The WTO takes the approach that technological advance improves global economic growth and development. Various WTO agreements contain provisions relating to aspects of the transfer of technology to developing and least developed countries. Most relevant for our purposes is the Agreement on Trade-Related Aspects of Intellectual Property Rights (TRIPS) pursuant to which developed countries are to offer incentives (e.g. tax relief) to corporations in their territory to stimulate the transfer of technology to least developed countries (Article 66.2).

Under TRIPS developed country parties are required to submit annual reports to the TRIPS Council on the actions taken or planned in relation to their commitments to offer incentives to incentivise technology transfer under Article 66.2. In general, they report on the policy objectives and outcomes of the various projects undertaken by the member countries and participating institutions.
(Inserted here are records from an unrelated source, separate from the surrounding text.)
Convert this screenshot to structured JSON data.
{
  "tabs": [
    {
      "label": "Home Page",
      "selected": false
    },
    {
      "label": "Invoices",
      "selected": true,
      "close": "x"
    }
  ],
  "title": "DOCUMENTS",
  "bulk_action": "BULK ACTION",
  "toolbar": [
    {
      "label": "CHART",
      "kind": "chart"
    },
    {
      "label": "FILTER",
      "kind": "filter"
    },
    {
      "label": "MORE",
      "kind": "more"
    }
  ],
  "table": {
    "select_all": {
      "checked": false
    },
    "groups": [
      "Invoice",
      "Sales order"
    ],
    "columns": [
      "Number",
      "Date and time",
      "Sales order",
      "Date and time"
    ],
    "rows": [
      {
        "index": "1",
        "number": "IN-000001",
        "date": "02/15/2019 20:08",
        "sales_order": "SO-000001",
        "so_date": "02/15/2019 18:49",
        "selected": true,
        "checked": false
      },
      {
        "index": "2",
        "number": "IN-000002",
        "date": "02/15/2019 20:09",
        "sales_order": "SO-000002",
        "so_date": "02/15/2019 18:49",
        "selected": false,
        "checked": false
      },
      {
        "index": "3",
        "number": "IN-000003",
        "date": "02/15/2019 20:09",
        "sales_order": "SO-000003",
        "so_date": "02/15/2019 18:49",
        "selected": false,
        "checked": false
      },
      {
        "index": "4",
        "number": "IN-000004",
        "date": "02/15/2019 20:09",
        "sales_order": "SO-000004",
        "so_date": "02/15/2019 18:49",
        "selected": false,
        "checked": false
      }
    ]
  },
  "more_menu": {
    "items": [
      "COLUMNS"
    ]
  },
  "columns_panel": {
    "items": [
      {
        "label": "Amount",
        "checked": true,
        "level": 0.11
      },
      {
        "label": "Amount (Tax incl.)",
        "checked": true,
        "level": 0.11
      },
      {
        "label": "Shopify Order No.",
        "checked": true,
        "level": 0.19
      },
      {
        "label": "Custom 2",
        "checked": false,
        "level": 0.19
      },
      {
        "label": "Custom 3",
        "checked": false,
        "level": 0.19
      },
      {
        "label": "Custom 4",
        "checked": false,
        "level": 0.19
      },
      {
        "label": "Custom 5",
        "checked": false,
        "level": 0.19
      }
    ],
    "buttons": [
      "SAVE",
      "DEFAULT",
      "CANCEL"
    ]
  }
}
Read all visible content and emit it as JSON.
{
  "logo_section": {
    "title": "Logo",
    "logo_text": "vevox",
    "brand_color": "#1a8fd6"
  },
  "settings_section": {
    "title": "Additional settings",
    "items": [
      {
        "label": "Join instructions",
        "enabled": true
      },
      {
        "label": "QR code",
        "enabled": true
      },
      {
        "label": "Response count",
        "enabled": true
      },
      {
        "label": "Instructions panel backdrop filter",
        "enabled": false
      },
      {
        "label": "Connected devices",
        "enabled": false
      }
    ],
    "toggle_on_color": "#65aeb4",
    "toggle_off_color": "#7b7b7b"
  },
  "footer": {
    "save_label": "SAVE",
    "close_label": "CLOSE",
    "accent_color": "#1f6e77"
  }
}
There is no standard method of reporting, but they usually provide clear indications of progress and success for each project.

They include, for example, the following information:

  • A substantive description of the project content, policy objective and purpose;
  • The government agencies or institutions providing incentives for technology transfer;
  • Participating enterprises, institutions and targeted member countries;
  • The type of incentive measures – e.g. government funding of research;
  • The field or sector of technology transfer activities and a description of the specific type of technology transfer – e.g. new bamboo-based prefabricated housing technology;
  • The expected outputs and outcomes as a result of the transfer of technology, which depending on the project may include a quantitative element (e.g. number of beneficiaries);
  • The budget and funds allocated; and
  • The duration and status of the project.

Overall, they focus on a qualitative description of the project and indicate objectives and successes. While there are limitations to these reports, particularly in terms of specific quantitative measurements (some reports quantify outputs but they do not provide information on patent transfers), as well as budget and duration measurements, they illustrate how such reporting could be undertaken in the UNFCCC context. This should be supplemented with quantitative information relevant to that context and the monetary value of incentives provided in support of technology transfer to developing countries.


[1] Andersen S O, Sarma K M and Taddonio K N 2007, Technology Transfer for the Ozone Layer: Lessons for Climate Change, Routledge p. 5.

[2] See in particular Recommendations 5, 9, 31, 33, 38 and 41, available at

[3] Examples include a Kenyan company posting a “need” in the Energy/Bioenergy category, for assistance with ‘additional production facilities in multiple countries for non carbonized biomass briquette production”; a German university offering for licence/ sale/ R&D collaboration an innovative method for increasing the efficiency of solar cells; and a Japanese corporation has developed a pollution reduction apparatus that disposes of waste plastic through heating.